We don’t traffic in flocks and herds today! If he were writing today Solomon would not say, “flocks and herds”, he’d talk about money, stocks and investments.
The point is that we are to know our resources and protect them carefully because they won’t last forever.
You mentioned that you been through a miserable divorce and apparently have lost your resources during the proceedings. Don’t ever let that happen to you again.
Third, protect your money from retirement disaster.
Proverb 30:25: “Ants are creatures of little strength, yet they store up their food in the summer.”
We are often told to put some savings for retirement aside from every paycheck. It breaks my heart when I see people withdraw money from their retirement accounts to use for some present needs. They never catch up financially.
It is unwise to put your retirement funds at risk by failing to secure a prenuptial agreement.
Fourth, “But we’re in love; our marriage will last forever!”
It should. That’s God’s design. But who are we kidding here? From my research, about 50 percent of all first marriages end in divorce. The failure rate for second marriages approaches 78 percent. I suppose these statistics explain why so many younger and senior couples are eschewing marriage for cohabiting. What a shame!
Don’t misunderstand me a prenuptial agreement does not preclude the sharing of basic living expenses like the cost of food and rent, entertainment, furniture, vacations, etc.
It’s quite all right to keep money in a joint checking account.

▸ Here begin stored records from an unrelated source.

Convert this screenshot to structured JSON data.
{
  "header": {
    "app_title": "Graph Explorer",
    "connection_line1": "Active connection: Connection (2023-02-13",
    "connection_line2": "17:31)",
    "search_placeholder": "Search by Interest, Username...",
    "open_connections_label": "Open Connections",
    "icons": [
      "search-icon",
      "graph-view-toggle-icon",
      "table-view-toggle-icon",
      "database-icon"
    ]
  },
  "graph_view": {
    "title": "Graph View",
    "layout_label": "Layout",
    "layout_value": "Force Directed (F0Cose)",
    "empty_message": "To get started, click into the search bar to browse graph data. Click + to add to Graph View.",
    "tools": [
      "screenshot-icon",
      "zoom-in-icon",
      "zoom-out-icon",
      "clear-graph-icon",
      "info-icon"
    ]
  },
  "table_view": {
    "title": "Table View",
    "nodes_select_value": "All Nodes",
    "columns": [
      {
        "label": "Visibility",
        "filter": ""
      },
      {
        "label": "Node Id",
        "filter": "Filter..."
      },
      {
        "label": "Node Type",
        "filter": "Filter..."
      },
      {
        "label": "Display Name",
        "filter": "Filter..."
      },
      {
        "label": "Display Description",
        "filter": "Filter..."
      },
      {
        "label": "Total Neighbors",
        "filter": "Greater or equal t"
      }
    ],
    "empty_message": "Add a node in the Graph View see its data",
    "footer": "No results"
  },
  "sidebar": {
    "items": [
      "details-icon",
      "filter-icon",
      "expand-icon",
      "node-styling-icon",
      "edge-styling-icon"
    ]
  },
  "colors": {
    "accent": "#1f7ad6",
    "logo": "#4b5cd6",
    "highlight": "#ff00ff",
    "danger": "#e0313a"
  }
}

Of course, there are times when disaster, loss of job, sickness, hurting children, and so forth demand that we use every last dollar for the sake of our spouse.
God’s intention is one man and one woman for a lifetime “sharing everything” (Genesis 2:18).
It is a matter of prayer between you and God and your spouse-to-be. But when it comes to protecting your money for your future needs, or for your heirs, a prenuptial agreement takes out much of the risk and still allows you to control your hard-earned resources.
Well, Donita, I hope some of these thoughts are helpful to you as you think about your future and plan for the present.
Dr. Roger Barrier retired as senior teaching pastor from Casas Church in Tucson, Arizona. In addition to being an author and sought-after conference speaker, Roger has mentored or taught thousands of pastors, missionaries, and Christian leaders worldwide. Casas Church, where Roger served throughout his thirty-five-year career, is a megachurch known for a well-integrated, multi-generational ministry. The value of including new generations is deeply ingrained throughout Casas to help the church move strongly right through the twenty-first century and beyond. Dr. Barrier holds degrees from Baylor University, Southwestern Baptist Theological Seminary, and Golden Gate Seminary in Greek, religion, theology, and pastoral care. His popular book, Listening to the Voice of God, published by Bethany House, is in its second printing and is available in Thai and Portuguese.His latest work is, Got Guts? Get Godly! Pray the Prayer God Guarantees to Answer, from Xulon Press. Roger can be found blogging at Preach It, Teach It, the pastoral teaching site founded with his wife, Dr. Julie Barrier.